Surveying the ESG landscape, she sees investors making more inquiries about ESG issues and how companies are going to deliver on their pledges. “When we talk about proxy season and financial institutions and insurance companies, it's not enough nowadays to say, ‘Well, here's my plan for the future’ or ‘Here's my transition plan.’  You need the leadership to ensure that you can execute on that plan.” Jorgensen said she sees exponential growth in “leaders who want to get the foresight so they can make informed decisions and so that they can be credible when they talk to stakeholders.”

Asked whether boards are more focused on the risks or opportunities connected to ESG and sustainability, Jorgensen says it’s the risks. The questions being asked include, “What kind of risks are we actually taking? Do we understand the consequences of those risks?”

But she emphasized the need to focus more on the opportunities. “If you only look at the risk and look at what you know from the past, you can't even see those risks that are in front of you. And if you don't look at the opportunities, you will probably not be able to be a successful company.”

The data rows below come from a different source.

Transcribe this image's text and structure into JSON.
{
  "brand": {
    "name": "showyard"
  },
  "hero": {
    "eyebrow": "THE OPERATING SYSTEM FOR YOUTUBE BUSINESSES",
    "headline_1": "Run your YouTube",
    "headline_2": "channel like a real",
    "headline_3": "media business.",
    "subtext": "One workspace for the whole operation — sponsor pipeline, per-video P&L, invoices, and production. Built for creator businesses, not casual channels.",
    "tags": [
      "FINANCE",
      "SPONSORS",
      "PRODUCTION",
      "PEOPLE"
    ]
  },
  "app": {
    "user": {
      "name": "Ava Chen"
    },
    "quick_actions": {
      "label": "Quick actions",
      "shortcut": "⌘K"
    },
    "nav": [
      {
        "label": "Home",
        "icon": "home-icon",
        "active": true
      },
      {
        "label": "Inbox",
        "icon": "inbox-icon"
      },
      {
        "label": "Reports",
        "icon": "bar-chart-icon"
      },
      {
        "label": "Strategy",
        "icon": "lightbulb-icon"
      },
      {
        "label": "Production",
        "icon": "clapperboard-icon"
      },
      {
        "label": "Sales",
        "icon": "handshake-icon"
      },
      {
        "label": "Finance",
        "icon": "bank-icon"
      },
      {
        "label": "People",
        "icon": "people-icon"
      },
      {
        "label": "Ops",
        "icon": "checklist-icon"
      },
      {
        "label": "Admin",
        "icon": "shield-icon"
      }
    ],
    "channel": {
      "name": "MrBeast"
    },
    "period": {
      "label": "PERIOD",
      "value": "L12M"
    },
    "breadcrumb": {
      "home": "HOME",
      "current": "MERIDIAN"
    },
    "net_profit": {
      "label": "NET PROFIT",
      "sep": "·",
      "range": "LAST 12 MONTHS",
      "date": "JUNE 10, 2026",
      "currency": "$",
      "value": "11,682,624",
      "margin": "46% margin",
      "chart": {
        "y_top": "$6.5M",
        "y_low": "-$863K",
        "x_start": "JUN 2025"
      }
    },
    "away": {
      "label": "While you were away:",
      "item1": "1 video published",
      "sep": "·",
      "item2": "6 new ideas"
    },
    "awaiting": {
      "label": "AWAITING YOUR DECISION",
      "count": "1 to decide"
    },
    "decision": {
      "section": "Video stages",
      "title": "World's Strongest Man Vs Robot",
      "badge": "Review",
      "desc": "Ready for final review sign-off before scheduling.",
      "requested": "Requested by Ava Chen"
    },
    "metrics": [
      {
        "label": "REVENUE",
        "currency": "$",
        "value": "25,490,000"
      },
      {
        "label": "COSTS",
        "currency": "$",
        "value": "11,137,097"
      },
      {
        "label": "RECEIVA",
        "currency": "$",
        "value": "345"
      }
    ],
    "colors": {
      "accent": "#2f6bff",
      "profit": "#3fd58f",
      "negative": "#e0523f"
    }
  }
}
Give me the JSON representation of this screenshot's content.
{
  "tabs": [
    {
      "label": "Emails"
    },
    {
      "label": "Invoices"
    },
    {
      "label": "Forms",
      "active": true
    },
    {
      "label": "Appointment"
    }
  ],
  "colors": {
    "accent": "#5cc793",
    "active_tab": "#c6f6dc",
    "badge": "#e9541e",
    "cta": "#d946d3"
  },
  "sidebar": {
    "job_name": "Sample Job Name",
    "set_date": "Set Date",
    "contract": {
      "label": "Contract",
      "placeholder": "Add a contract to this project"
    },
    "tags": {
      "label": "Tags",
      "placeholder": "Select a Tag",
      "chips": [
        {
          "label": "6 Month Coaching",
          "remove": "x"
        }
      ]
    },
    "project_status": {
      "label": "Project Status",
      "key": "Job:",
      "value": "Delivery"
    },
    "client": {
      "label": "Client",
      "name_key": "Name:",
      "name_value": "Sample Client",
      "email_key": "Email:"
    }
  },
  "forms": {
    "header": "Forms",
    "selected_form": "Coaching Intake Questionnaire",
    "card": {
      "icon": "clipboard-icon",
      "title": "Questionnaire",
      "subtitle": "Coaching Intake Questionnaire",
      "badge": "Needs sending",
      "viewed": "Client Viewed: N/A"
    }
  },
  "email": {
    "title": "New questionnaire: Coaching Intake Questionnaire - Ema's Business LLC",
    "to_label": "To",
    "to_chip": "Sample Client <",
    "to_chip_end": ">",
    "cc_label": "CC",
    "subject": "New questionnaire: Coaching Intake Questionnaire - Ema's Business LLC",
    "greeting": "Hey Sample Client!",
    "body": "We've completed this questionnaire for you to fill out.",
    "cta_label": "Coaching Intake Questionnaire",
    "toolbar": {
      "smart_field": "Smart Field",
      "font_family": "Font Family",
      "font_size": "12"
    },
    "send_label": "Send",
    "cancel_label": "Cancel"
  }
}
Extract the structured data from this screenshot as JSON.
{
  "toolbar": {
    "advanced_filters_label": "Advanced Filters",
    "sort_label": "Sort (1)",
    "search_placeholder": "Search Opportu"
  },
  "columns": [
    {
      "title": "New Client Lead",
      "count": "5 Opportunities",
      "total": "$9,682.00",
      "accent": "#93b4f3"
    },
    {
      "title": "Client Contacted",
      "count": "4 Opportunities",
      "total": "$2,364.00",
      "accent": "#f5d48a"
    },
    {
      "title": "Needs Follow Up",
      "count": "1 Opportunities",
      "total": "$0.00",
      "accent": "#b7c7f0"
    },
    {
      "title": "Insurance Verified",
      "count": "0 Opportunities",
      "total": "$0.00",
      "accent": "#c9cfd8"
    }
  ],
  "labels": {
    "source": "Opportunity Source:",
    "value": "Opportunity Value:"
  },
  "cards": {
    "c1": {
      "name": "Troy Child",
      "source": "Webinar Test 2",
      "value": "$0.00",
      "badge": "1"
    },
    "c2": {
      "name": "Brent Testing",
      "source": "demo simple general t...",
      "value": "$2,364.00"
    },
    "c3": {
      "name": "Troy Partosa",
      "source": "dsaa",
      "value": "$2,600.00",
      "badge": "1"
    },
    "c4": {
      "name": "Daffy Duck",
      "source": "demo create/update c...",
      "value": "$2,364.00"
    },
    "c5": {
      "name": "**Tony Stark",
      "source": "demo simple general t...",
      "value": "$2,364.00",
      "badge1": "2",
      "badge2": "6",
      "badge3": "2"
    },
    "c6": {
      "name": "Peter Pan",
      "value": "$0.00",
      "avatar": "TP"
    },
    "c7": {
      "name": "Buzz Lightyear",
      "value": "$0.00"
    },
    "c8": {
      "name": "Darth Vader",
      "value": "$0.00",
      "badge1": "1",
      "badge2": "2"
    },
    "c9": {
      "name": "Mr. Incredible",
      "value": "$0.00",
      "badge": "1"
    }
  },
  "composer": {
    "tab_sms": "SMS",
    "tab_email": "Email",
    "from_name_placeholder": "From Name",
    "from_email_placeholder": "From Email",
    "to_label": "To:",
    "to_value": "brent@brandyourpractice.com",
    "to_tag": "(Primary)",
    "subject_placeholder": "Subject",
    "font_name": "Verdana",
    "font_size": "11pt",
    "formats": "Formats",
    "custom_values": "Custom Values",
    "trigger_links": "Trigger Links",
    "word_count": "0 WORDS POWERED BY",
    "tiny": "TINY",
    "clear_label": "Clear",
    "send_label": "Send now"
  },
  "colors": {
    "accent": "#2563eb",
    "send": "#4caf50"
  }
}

She pointed to potential opportunities in new business models, but also challenges connected to climate change, biodiversity, social issues, geopolitical issues, and artificial intelligence. “You can look at all of that as risks but you definitely need to look at it as an opportunity as well and say, ‘How do we become the business of the future? How do we ensure that we have the products, the people, the shareholders, the different customers that we want?’”

Jorgensen is encouraged by seeing that chief officers are being integrated into the whole business, from business functions to the value chain. “That's put different demands on the chief sustainability officer to actually understand the business, the short - term and the long-term goals, and what it is that needs to happen to keep up with regulation.”

Asked about managing different stakeholder expectations, Jorgensen said that one of the most important is “how to measure impact. And how do we ensure that we include that change in the organization and in the value chain and make that change stick?” She sees the chief sustainability officer's role becoming “more strategic but also one where you really need to understand the board of directors in order to have the impact that the chief sustainability officer desires.”

Jorgensen also emphasized the need for everyone involved with ESG to have a common understanding of terminology. She points to a word such as “materiality,” noting that “when I talk materiality from a sustainability point of view or materiality from a financial point of view, we are not thinking necessarily the same... It requires that understanding of both the company's business model but also its operations, its stakeholder expectations, and of course the performance. Then how do we rely on metrics and data? And how do we ensure we have the internal controls?”

There is a looming threat, said Jorgensen: short-term focus at companies. “We have boards and leadership that may be focused on the short-term performance and not see the long-term value of sustainable or sustainability initiatives. And this can make it challenging to prioritize the ESG issues and allocate the resources.”  While some companies face with pressures to scale back or discard sustainability initiatives, Jorgensen said that “the companies that have actually embedded this sustainability mindset into how they do business have seen how much money they are saving in terms of employees that they want to attract. They're also seeing benefits with their customers and in terms of their rates from banks and insurance companies.”